Player
Hits
* Ichiro Suzuki1,952(snapped Tuesday)
Alex Cora742
Hanley Ramirez696
Willy Tavares640
Xavier Nady632
* Ichiro had a walk-off RBI on Sept. 16, 2002, when he drove in the winning run on a walk.

The Mariners finally played their kind of game -- low-scoring -- after being outscored 42-10 in the four-game skid.

"It was pretty much like any game in the whole first half," said closer David Aardsma, who picked up the win with a scoreless inning of relief. "It's a close game and we find a way to win at the end. I was just surprised that it wasn't [Jose] Lopez, because he's had so many this year."

The second baseman had a chance for his fourth walk-off hit when he batted for Michael Saunders. The Mariners had loaded the bases on a single, walk and bunt single that was intended to be a sacrifice bunt.

Lopez nearly delivered the game-winning, but his line drive down the left-field line curved foul. He eventually grounded into a force play at the plate.
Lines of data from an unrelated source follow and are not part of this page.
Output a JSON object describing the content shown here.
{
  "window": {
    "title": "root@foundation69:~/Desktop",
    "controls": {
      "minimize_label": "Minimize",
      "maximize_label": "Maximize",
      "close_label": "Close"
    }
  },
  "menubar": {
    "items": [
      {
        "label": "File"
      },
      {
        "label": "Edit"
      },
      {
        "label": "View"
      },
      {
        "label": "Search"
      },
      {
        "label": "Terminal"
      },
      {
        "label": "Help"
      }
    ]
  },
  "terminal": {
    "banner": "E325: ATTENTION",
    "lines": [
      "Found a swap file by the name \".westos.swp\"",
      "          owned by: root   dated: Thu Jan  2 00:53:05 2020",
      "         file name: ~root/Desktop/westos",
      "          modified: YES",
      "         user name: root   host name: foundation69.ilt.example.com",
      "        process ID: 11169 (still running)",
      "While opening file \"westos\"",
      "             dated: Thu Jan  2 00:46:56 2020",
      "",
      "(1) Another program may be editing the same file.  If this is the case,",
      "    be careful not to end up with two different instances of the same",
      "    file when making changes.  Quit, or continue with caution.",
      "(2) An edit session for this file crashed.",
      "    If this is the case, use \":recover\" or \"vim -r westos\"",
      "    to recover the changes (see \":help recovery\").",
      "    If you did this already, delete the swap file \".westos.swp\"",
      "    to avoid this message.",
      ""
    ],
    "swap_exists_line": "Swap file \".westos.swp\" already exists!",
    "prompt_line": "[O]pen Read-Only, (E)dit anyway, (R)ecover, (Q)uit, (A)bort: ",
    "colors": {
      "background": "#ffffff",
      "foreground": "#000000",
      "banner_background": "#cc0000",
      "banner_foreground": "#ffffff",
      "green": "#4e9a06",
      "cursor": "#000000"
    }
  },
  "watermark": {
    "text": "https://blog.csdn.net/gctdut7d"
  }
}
Shortstop Ronny Cedeno was next, and he struck out.

Three pitches later, Ichiro had done something for the first time.

Left-hander Jarrod Washburn continued to show why several teams, including the Mariners, would want him in their starting rotation.

Washburn, involved in recent trade rumors, held the Blue Jays in check for seven innings before departing with a 3-1 lead, only to watch the visitors tie the game with three doubles in the eighth inning off right-handed reliever Mark Lowe.

"'Wash' deserves the win more than I do," Aardsma said.

The veteran lefty didn't get the win, but he ended July with a 4-1 record and five straight starts allowing one run or less.

"There's no question that the rumors are on my mind, but once you're on the field, you don't think about them," Washburn said. "It's possible that this was my last game here, but it's not in my hands.

"If they decide to trade me, and they think that's going to make the Mariners better for the future, then that's the direction they'll go in. If not, I've already said I'd be willing to talk about staying here. We'll see what happens in the next three days."

The non-waiver Trade Deadline is Friday at 1 p.m. PT, and Washburn has been linked to trade talks involving the Yankees and Brewers.

Washburn got some big-time help in the first inning to keep from falling behind by one run, and an infield hit by Ichiro in the bottom of the inning led to the only run of the game during the first five innings.

After retiring the first two batters routinely, Washburn watched a pitch he threw to Wells become a potential home run.

The ball and left fielder Saunders reached the fence at about the same time. Saunders jumped as high as he could and snagged the ball just before it went over the fence.

A team full of high fives welcomed Saunders at the first-base dugout.

"It was a great catch," Washburn said. "Any time you have one, it's a great lift for the team."

Jim Street is a reporter for MLB.com. This story was not subject to the approval of Major League Baseball or its clubs.